The slab was unveiled in a ceremony at the Acropolis Museum yesterday, January 10, as the fragment was placed in the Parthenon Gallery – a glass-walled chamber with a view of the Parthenon- displaying sculptures of the temple’s 160-metre-long frieze in the same position as they were on the original monument (with plaster copies replacing pieces that are now mainly in the British Museum.)
Prime Minister Kyriakos Mitsotakis, Culture Minister Lina Mendoni, the director of Acropolis Museum Nikos Stambolidis and the President of the Acropolis Museum Dimitris Pantermalis attended the ceremony, as Greek officials warmly welcomed the development, stressing that it shows the way for the return of the Parthenon Sculptures kept for two centuries at the British Museum.

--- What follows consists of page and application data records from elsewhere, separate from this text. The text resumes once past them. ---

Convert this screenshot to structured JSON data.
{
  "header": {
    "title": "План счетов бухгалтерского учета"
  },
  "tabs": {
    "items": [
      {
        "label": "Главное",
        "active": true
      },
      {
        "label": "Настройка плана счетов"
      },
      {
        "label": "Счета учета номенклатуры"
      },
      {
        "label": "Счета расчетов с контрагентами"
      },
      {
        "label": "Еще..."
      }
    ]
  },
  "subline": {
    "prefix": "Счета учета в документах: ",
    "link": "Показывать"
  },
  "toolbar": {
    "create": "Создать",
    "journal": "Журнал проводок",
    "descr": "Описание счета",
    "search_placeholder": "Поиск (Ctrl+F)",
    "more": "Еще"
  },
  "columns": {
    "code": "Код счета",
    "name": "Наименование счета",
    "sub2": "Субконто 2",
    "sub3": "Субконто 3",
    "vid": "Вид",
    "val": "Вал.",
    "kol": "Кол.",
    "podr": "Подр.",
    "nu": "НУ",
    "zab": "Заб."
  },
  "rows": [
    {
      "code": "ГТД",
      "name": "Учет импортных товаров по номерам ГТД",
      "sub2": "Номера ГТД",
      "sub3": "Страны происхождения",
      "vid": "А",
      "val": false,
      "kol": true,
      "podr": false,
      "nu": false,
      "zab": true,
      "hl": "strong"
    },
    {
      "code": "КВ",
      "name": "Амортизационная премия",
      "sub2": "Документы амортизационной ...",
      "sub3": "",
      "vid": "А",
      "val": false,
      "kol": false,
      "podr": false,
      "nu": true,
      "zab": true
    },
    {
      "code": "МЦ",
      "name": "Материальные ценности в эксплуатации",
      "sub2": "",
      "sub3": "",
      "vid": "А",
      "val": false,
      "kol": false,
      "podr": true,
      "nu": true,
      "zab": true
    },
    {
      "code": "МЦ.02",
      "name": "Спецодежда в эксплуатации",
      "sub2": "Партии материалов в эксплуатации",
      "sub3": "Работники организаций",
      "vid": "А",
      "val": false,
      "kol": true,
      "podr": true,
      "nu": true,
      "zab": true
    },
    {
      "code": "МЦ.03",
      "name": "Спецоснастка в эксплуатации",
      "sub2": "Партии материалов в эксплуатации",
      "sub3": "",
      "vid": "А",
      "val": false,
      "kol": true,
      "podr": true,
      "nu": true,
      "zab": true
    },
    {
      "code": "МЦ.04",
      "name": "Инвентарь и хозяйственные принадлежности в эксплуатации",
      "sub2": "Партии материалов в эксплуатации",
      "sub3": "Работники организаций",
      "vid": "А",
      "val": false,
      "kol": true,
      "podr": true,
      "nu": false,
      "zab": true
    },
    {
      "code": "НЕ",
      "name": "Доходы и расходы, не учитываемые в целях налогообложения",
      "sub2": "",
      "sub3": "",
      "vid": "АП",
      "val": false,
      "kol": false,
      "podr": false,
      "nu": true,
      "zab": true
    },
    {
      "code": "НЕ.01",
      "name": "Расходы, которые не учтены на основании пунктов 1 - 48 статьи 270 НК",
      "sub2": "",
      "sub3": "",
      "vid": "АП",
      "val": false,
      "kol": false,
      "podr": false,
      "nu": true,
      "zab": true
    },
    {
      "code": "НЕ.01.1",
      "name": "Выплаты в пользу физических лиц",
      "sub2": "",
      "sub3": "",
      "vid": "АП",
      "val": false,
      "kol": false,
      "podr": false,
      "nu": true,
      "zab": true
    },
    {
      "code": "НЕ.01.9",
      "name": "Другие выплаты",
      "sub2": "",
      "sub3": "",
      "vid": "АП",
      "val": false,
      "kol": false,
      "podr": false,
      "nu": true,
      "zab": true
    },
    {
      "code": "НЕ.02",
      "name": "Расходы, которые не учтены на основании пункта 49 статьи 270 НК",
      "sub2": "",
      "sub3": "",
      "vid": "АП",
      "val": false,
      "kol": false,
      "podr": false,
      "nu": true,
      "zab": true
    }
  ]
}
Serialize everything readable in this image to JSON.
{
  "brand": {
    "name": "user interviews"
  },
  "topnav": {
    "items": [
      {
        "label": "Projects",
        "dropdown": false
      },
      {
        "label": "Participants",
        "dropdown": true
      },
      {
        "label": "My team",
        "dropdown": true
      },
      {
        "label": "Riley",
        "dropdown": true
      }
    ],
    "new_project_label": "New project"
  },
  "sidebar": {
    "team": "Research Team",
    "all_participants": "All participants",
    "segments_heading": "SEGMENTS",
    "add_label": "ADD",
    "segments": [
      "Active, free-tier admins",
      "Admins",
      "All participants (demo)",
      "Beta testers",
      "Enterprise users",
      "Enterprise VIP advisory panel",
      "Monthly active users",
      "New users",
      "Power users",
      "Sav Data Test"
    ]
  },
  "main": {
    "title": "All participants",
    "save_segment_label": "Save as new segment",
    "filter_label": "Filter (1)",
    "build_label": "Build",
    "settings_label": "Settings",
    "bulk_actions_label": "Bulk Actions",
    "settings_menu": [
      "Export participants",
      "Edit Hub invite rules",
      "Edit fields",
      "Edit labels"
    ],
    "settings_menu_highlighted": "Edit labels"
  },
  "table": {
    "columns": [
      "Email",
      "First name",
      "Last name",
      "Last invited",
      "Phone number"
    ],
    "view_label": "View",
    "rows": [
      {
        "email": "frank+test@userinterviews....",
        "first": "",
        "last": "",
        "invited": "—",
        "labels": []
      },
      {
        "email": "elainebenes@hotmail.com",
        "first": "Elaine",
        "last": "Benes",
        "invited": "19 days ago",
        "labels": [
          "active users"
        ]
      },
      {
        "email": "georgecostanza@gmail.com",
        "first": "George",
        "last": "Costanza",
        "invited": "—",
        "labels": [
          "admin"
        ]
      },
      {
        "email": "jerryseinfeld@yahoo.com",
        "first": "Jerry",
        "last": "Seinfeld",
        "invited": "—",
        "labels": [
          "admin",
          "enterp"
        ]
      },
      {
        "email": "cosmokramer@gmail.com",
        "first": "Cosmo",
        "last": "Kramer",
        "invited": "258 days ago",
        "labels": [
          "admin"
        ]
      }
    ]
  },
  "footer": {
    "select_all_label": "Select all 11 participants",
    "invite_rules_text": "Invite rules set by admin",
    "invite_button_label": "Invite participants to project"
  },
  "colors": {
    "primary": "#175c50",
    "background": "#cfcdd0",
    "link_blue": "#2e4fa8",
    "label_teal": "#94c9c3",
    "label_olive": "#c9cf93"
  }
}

Also at the ceremony was Assessor, Dr. Alberto Samonà, Cultural Heritage and Identity of Sicily, who said during the event, “We hope that after Sicily, other regions and countries also decide to take a step forward so that we can build together a new humanism.”

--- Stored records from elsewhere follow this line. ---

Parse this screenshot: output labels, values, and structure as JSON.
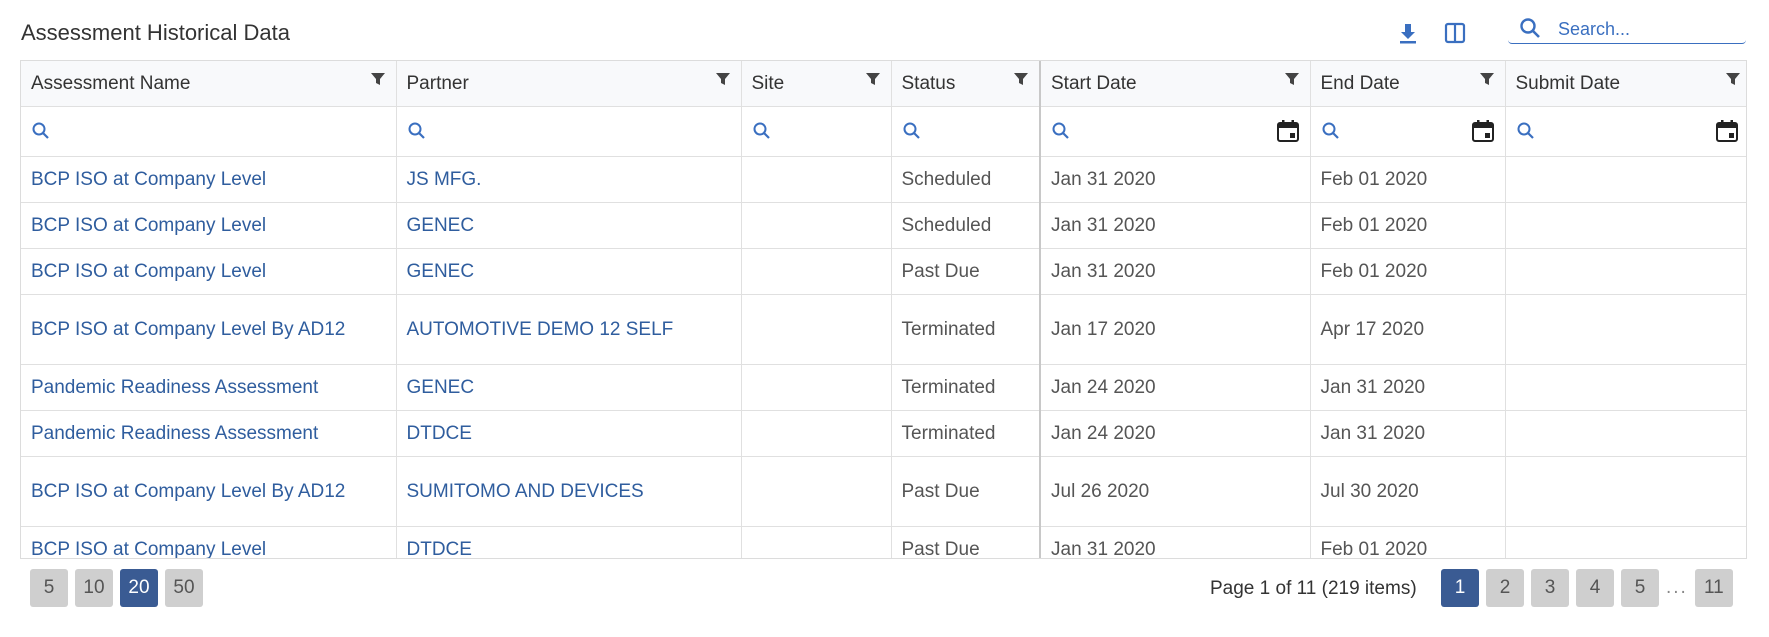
{
  "header": {
    "title": "Assessment Historical Data",
    "search_placeholder": "Search..."
  },
  "table": {
    "columns": [
      {
        "label": "Assessment Name"
      },
      {
        "label": "Partner"
      },
      {
        "label": "Site"
      },
      {
        "label": "Status"
      },
      {
        "label": "Start Date"
      },
      {
        "label": "End Date"
      },
      {
        "label": "Submit Date"
      }
    ],
    "rows": [
      {
        "name": "BCP ISO at Company Level",
        "partner": "JS MFG.",
        "site": "",
        "status": "Scheduled",
        "start": "Jan 31 2020",
        "end": "Feb 01 2020",
        "submit": ""
      },
      {
        "name": "BCP ISO at Company Level",
        "partner": "GENEC",
        "site": "",
        "status": "Scheduled",
        "start": "Jan 31 2020",
        "end": "Feb 01 2020",
        "submit": ""
      },
      {
        "name": "BCP ISO at Company Level",
        "partner": "GENEC",
        "site": "",
        "status": "Past Due",
        "start": "Jan 31 2020",
        "end": "Feb 01 2020",
        "submit": ""
      },
      {
        "name": "BCP ISO at Company Level By AD12",
        "partner": "AUTOMOTIVE DEMO 12 SELF",
        "site": "",
        "status": "Terminated",
        "start": "Jan 17 2020",
        "end": "Apr 17 2020",
        "submit": ""
      },
      {
        "name": "Pandemic Readiness Assessment",
        "partner": "GENEC",
        "site": "",
        "status": "Terminated",
        "start": "Jan 24 2020",
        "end": "Jan 31 2020",
        "submit": ""
      },
      {
        "name": "Pandemic Readiness Assessment",
        "partner": "DTDCE",
        "site": "",
        "status": "Terminated",
        "start": "Jan 24 2020",
        "end": "Jan 31 2020",
        "submit": ""
      },
      {
        "name": "BCP ISO at Company Level By AD12",
        "partner": "SUMITOMO AND DEVICES",
        "site": "",
        "status": "Past Due",
        "start": "Jul 26 2020",
        "end": "Jul 30 2020",
        "submit": ""
      },
      {
        "name": "BCP ISO at Company Level",
        "partner": "DTDCE",
        "site": "",
        "status": "Past Due",
        "start": "Jan 31 2020",
        "end": "Feb 01 2020",
        "submit": ""
      }
    ]
  },
  "pager": {
    "page_sizes": [
      "5",
      "10",
      "20",
      "50"
    ],
    "active_page_size": "20",
    "info": "Page 1 of 11 (219 items)",
    "pages": [
      "1",
      "2",
      "3",
      "4",
      "5"
    ],
    "ellipsis": "...",
    "last_page": "11",
    "active_page": "1"
  },
  "colors": {
    "accent": "#3a6fc0",
    "link": "#2f5d9e",
    "active_button": "#3a5b93",
    "inactive_button": "#cfcfcf"
  }
}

It is unclear how Fagan came to own the fragment, which has been in Palermo, Sicily, since 1818 and was part of the archaeological collection of Robert Fagan, a British diplomat and art dealer who was appointed consul general for Sicily and Malta in the early 19th century. Following his death, his widow sold the piece to the University of Palermo’s Regio Museum, now the Salinas Museum.
Director of A. Salinas Museum in Palermo, Dr. Caterina Greco added, “Today is a very important day, both for the culture and for me personally. The reconnection of the fragment with the other fragments on display in this majestic museum first seals, in the most representative degree, the feelings of brotherhood and cultural identity that have connected Sicily with Greece for centuries.”
The Italian museum has returned the fragment on loan to Greece for eight years with a view of permanent repatriation. It can be viewed by the public at the Acropolis Museum, which is one of the world’s most visited museums.
Images by Paris Tavitian © Acropolis Museum